Key Figures


Contractual period:

  • 37 months (design and construction);
  • 15 years (operation)

Design capacity: 2,000 metric tons/day

Energy recovered:

  • Thermal energy: 14 MW/year;
  • Process and potable water: 600 cubic meters/year


Project background


VW-VES (HK) Limited won the design-build-operate contract for a state-of-the-art sludge treatment plant located in Tseng Tsui, Tuen Mun of Hong Kong in 2010.   The company, jointly own by Veolia Environmental Services and Veolia Water will undertake the following 15 years of operation upon its completion.    

The facility is equipped to treat a maximum of 2,000 tonnes of sludge a day from Hong Kong’s 11 wastewater treatment plants, hence reducing  volume of sludge by 90% and pressure on the landfills of Hong Kong.


Major facilities


  • Sludge treatment
  • Environmental Education Centre, including an Exhibition Gallery and Visitors’ Gallery
  • Recreational facilities, i.e. Heated Pools, Landscaped and Ecological Gardens
  • Other facilities, such as: Conference Room and Lecture Theatre 


VES Excellence

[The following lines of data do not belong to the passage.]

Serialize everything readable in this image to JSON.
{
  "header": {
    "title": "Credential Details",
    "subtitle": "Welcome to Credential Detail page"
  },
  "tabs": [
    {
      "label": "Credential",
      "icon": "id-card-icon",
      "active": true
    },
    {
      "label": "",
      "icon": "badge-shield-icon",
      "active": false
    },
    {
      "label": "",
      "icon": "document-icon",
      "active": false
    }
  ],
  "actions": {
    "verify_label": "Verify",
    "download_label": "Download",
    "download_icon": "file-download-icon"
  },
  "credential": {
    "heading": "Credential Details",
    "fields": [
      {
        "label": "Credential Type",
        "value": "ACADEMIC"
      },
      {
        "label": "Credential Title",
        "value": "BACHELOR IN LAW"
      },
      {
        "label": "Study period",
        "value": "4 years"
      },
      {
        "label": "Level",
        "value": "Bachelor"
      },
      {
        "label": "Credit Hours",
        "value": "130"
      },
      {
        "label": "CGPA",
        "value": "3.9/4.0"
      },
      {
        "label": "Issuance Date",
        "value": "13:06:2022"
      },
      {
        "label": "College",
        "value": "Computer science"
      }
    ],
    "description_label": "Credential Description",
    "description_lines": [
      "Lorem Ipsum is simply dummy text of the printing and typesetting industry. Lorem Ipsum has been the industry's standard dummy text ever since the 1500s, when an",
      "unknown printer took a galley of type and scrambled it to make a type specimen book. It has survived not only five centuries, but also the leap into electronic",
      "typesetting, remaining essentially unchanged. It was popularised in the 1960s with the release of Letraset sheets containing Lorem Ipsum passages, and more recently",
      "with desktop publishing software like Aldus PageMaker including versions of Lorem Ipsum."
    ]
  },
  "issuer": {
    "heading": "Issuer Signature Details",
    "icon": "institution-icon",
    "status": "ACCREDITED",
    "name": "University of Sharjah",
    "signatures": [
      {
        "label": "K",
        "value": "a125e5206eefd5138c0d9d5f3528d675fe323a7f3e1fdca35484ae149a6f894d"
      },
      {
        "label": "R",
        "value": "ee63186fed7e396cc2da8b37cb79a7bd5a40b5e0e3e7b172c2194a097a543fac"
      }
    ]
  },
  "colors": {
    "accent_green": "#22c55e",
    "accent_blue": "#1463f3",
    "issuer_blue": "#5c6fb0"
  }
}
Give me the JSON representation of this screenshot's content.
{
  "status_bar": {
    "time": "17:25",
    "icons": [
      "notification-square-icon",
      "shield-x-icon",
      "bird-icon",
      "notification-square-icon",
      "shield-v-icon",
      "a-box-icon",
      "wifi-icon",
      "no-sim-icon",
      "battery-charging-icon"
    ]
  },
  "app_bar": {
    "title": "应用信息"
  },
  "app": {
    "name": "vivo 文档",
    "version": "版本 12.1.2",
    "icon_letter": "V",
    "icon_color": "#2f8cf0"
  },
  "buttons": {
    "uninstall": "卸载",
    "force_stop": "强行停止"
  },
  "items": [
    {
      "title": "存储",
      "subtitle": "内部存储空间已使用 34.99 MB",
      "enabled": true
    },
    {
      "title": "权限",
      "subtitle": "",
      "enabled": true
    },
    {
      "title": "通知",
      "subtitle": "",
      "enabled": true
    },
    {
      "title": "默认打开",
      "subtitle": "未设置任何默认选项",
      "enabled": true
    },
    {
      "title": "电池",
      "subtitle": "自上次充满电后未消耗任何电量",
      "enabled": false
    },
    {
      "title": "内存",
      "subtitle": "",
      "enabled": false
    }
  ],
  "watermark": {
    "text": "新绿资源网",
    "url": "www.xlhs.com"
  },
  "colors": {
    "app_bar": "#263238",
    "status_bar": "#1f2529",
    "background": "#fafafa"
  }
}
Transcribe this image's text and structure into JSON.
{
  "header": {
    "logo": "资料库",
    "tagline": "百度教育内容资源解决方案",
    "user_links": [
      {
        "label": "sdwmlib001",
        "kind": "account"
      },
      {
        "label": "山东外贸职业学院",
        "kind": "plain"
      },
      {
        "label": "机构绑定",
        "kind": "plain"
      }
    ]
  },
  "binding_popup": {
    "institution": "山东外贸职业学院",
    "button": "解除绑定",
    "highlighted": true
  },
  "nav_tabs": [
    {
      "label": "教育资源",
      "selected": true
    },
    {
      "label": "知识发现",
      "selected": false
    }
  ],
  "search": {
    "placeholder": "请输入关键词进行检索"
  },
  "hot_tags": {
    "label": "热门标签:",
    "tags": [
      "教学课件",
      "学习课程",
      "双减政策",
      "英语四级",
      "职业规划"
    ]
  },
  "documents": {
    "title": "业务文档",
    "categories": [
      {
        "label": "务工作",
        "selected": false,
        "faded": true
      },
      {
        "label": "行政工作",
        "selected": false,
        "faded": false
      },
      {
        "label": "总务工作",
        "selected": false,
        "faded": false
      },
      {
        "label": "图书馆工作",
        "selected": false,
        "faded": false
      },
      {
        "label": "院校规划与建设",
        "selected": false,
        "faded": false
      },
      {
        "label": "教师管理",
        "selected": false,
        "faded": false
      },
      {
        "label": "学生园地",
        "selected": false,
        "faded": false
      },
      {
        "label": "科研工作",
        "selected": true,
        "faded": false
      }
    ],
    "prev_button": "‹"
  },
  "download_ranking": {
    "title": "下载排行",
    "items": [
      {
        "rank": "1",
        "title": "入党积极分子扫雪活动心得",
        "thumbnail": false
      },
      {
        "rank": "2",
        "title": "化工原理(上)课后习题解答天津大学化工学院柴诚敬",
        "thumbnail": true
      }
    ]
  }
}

  • The world’s largest wastewater sludge treatment plant; totally autonomous for its water and electricity needs, surplus electricity will be exported to the power grid;
  • Main structures and equipment of the plant includes: steam-producing incinerator boiler furnaces, turbines to convert the steam into electricity and flue gas treatment system that comply with the European Union strictest emission standards, a seawater desalination plant will be used to produce process and potable water for internal use;
  • Wastewater produced will be recycled on site using advance processes, no discharges of effluent into the sea will be made;
  • The wave-form and streamlined architectural design of the facility reflects the seaview in front and ridge lines at the back, which serves to integrate the plant into the surrounding landscape;
  • Natural ventilation and lightings are adopted to save energy consumption.